**Available records**:

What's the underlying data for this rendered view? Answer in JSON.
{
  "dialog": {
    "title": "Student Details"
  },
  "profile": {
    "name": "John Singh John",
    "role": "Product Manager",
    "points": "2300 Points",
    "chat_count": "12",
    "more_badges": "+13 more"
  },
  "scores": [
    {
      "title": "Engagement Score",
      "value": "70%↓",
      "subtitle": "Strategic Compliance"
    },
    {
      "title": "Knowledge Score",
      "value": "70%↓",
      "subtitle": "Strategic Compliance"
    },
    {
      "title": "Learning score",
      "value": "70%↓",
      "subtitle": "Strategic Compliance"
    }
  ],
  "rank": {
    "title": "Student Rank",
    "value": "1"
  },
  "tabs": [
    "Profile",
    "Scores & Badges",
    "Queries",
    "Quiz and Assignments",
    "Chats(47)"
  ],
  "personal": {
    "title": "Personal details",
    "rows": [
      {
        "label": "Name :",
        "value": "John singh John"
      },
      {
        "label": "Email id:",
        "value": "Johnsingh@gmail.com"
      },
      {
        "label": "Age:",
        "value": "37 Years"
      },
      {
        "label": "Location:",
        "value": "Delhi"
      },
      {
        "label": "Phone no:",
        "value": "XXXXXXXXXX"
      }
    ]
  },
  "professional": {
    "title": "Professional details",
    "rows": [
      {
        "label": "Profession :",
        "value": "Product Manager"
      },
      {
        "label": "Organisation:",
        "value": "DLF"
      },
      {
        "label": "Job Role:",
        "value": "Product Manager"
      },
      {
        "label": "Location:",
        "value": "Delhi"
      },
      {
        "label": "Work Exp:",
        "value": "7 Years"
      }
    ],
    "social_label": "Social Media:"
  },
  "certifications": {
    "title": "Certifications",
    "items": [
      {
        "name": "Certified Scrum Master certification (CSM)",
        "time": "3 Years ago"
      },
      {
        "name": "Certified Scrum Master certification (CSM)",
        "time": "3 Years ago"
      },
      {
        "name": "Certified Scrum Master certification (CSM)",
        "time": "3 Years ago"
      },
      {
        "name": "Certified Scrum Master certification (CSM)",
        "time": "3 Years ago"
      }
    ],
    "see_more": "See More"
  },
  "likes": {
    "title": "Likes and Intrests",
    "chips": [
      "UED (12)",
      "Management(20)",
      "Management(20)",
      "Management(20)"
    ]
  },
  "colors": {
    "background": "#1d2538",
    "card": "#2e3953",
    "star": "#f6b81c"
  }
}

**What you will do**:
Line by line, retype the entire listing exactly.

**Answer below**:
What's the underlying data for this rendered view? Answer in JSON.
{
  "dialog": {
    "title": "Student Details"
  },
  "profile": {
    "name": "John Singh John",
    "role": "Product Manager",
    "points": "2300 Points",
    "chat_count": "12",
    "more_badges": "+13 more"
  },
  "scores": [
    {
      "title": "Engagement Score",
      "value": "70%↓",
      "subtitle": "Strategic Compliance"
    },
    {
      "title": "Knowledge Score",
      "value": "70%↓",
      "subtitle": "Strategic Compliance"
    },
    {
      "title": "Learning score",
      "value": "70%↓",
      "subtitle": "Strategic Compliance"
    }
  ],
  "rank": {
    "title": "Student Rank",
    "value": "1"
  },
  "tabs": [
    "Profile",
    "Scores & Badges",
    "Queries",
    "Quiz and Assignments",
    "Chats(47)"
  ],
  "personal": {
    "title": "Personal details",
    "rows": [
      {
        "label": "Name :",
        "value": "John singh John"
      },
      {
        "label": "Email id:",
        "value": "Johnsingh@gmail.com"
      },
      {
        "label": "Age:",
        "value": "37 Years"
      },
      {
        "label": "Location:",
        "value": "Delhi"
      },
      {
        "label": "Phone no:",
        "value": "XXXXXXXXXX"
      }
    ]
  },
  "professional": {
    "title": "Professional details",
    "rows": [
      {
        "label": "Profession :",
        "value": "Product Manager"
      },
      {
        "label": "Organisation:",
        "value": "DLF"
      },
      {
        "label": "Job Role:",
        "value": "Product Manager"
      },
      {
        "label": "Location:",
        "value": "Delhi"
      },
      {
        "label": "Work Exp:",
        "value": "7 Years"
      }
    ],
    "social_label": "Social Media:"
  },
  "certifications": {
    "title": "Certifications",
    "items": [
      {
        "name": "Certified Scrum Master certification (CSM)",
        "time": "3 Years ago"
      },
      {
        "name": "Certified Scrum Master certification (CSM)",
        "time": "3 Years ago"
      },
      {
        "name": "Certified Scrum Master certification (CSM)",
        "time": "3 Years ago"
      },
      {
        "name": "Certified Scrum Master certification (CSM)",
        "time": "3 Years ago"
      }
    ],
    "see_more": "See More"
  },
  "likes": {
    "title": "Likes and Intrests",
    "chips": [
      "UED (12)",
      "Management(20)",
      "Management(20)",
      "Management(20)"
    ]
  },
  "colors": {
    "background": "#1d2538",
    "card": "#2e3953",
    "star": "#f6b81c"
  }
}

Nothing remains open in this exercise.